  • Higher margins: Assuming the building costs are recouped, a data provider with a marketplace doesn’t have to share revenue with another vendor and will have more control over pricing, licensing, and distribution.
  • Long-term cost savings: There may be higher costs upfront when you’re building a platform, but also long-term savings and more control over charges (whereas a vendor can increase subscription costs).

However, buying or licensing an existing data marketplace also has its advantages over building one:

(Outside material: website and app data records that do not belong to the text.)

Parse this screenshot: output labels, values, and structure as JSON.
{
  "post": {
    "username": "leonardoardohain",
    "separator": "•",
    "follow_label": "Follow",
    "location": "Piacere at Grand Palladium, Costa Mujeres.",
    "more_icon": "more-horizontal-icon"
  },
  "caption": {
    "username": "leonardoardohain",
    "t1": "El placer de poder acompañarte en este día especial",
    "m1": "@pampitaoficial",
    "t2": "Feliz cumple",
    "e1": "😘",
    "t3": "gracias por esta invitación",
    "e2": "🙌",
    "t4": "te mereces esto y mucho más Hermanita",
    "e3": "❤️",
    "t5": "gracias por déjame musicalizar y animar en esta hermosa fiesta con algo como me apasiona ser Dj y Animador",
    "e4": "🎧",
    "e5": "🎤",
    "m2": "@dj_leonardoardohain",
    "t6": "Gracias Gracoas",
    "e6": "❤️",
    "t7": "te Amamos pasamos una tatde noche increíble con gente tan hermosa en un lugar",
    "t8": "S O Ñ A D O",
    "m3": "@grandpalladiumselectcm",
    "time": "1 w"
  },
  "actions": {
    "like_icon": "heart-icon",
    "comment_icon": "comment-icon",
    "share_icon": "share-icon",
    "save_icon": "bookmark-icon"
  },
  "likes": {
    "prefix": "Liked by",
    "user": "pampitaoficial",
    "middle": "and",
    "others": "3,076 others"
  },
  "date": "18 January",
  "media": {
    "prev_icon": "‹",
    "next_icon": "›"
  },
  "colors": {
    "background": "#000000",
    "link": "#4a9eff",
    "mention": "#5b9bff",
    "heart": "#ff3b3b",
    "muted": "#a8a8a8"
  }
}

    • Cost: Cloud- and self-hosted platforms are far less costly to run and maintain because the provider will have little-to-no development costs.
    • Speed to market: Getting data products to the market on an existing platform will take much less time when the platform is already taken care of.
    • Speed to delivery: A pre-built platform will likely come with various data product delivery mechanisms that don’t need to concern the data provider.
    • Existing user base: Selling products on an existing platform means customers are easy to find, rather than taking the time to build your customer base.
    • Access to expertise: Platform developers with a purchased marketplace can provide knowledge and experience in creating and operating a data marketplace, including risks or challenges of productization and commercialization.
    • Known quantity: The platform vendor will likely have a proven track record of operating successful data marketplaces and can offer testimonials or case studies proving their capability and robustness.
    • Compliance: Existing data marketplaces are more likely to have dealt with and solved problems related to licensing, compliance, and governance.
  • Integrations: An existing platform with many customers will likely provide connectors and integrations with the most popular data platforms and tools.

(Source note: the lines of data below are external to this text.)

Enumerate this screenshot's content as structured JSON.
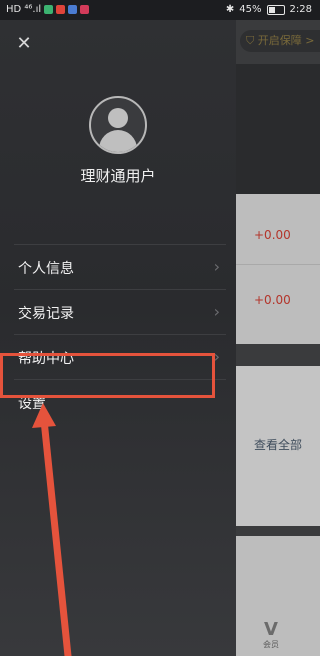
{
  "status_bar": {
    "left_indicators": "HD ⁴⁶.ıl",
    "battery_percent": "45%",
    "time": "2:28"
  },
  "background_page": {
    "protect_button": "开启保障 >",
    "amounts": [
      "+0.00",
      "+0.00"
    ],
    "view_all": "查看全部",
    "bottom_tab_label": "会员"
  },
  "drawer": {
    "username": "理财通用户",
    "menu": [
      {
        "label": "个人信息"
      },
      {
        "label": "交易记录"
      },
      {
        "label": "帮助中心"
      },
      {
        "label": "设置"
      }
    ]
  },
  "colors": {
    "highlight": "#e5533c",
    "amount": "#b3352b"
  }
}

Deciding to build a marketplace is choosing to manage your marketplace, yourself, as a product. Even internal marketplaces at large organizations require customer support, issue tracking, bug fixes, security and vulnerability management, access control, cost tracking and chargebacks, access control, data pipeline management, feature design and development, infrastructure scaling, and so much more.


We’ve seen some successes and significant challenges for data providers who chose to build their marketplace. It can take months to spin up something useful. For data providers looking to get to market quickly, make data-driven decisions now, and accelerate their businesses, building a marketplace platform may present far more challenges than it’s worth. If data providers have a fair amount of infrastructure and it’s more of a matter of integration, then it may make sense to build one. 

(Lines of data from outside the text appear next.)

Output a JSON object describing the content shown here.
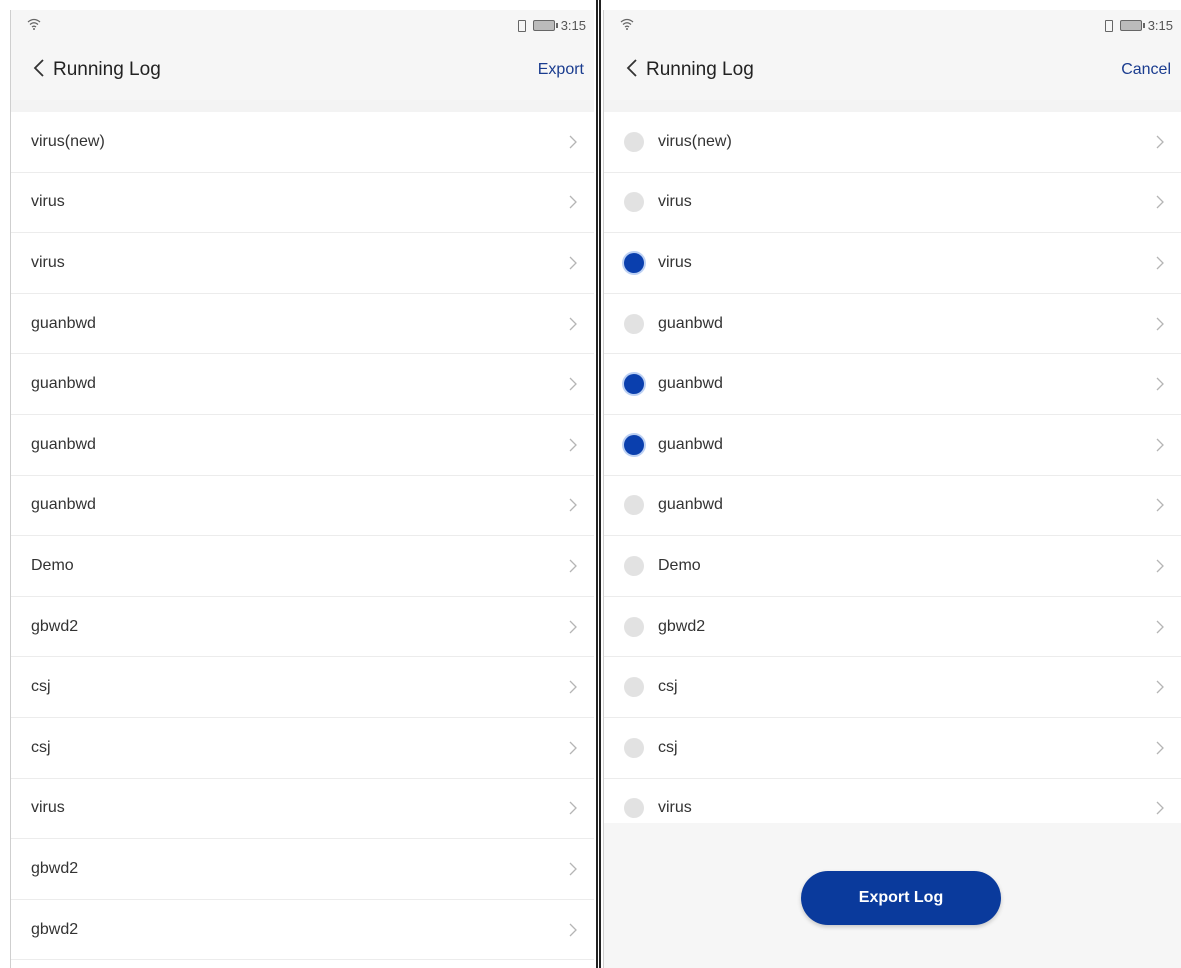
{
  "status_bar": {
    "time": "3:15"
  },
  "left_screen": {
    "title": "Running Log",
    "action_label": "Export",
    "items": [
      {
        "label": "virus(new)"
      },
      {
        "label": "virus"
      },
      {
        "label": "virus"
      },
      {
        "label": "guanbwd"
      },
      {
        "label": "guanbwd"
      },
      {
        "label": "guanbwd"
      },
      {
        "label": "guanbwd"
      },
      {
        "label": "Demo"
      },
      {
        "label": "gbwd2"
      },
      {
        "label": "csj"
      },
      {
        "label": "csj"
      },
      {
        "label": "virus"
      },
      {
        "label": "gbwd2"
      },
      {
        "label": "gbwd2"
      }
    ]
  },
  "right_screen": {
    "title": "Running Log",
    "action_label": "Cancel",
    "items": [
      {
        "label": "virus(new)",
        "selected": false
      },
      {
        "label": "virus",
        "selected": false
      },
      {
        "label": "virus",
        "selected": true
      },
      {
        "label": "guanbwd",
        "selected": false
      },
      {
        "label": "guanbwd",
        "selected": true
      },
      {
        "label": "guanbwd",
        "selected": true
      },
      {
        "label": "guanbwd",
        "selected": false
      },
      {
        "label": "Demo",
        "selected": false
      },
      {
        "label": "gbwd2",
        "selected": false
      },
      {
        "label": "csj",
        "selected": false
      },
      {
        "label": "csj",
        "selected": false
      },
      {
        "label": "virus",
        "selected": false
      }
    ],
    "export_button_label": "Export Log"
  },
  "colors": {
    "accent": "#0a3a9c",
    "radio_on": "#0a3fae",
    "radio_off": "#e2e2e2"
  },
  "icons": {
    "back": "chevron-left-icon",
    "row": "chevron-right-icon",
    "wifi": "wifi-icon",
    "battery": "battery-icon",
    "vibrate": "vibrate-icon"
  }
}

  • A data marketplace is a type of data exchange where data products are made available for consumption.
  • The three primary personas involved in a data marketplace are the data provider, marketplace provider, and Data consumer.
  • Using a data marketplace has four critical outcomes: revenue growth, reduced risk, reduced costs, and accelerated time to value.
  • There are significant benefits to using a data marketplace, including revenue generation, expanding data sales, decreasing time to decision, improving reporting, supporting data science, operational improvements with automation, and building ecosystems with data.
  • The core features of a data marketplace are productization, discovery, access, licensing, integrations, and distribution.
  • The critical steps to building a data product are manufacturing, packaging, fulfillment, distribution, and commercialization.
  • Data consumers care that data products are safe, available, searchable, consumable, and licensable. 
  • There are four types of data marketplaces: internal, external, hybrid, and multilayered.
  • Choosing a data marketplace usually comes down to making a buy vs. build decision by weighing the following: customization, competitive advantage, ownership, profit margin, and long-term cost savings against cost, speed to market, speed to delivery, existing user base, access to expertise, known quantity, compliance, and integrations.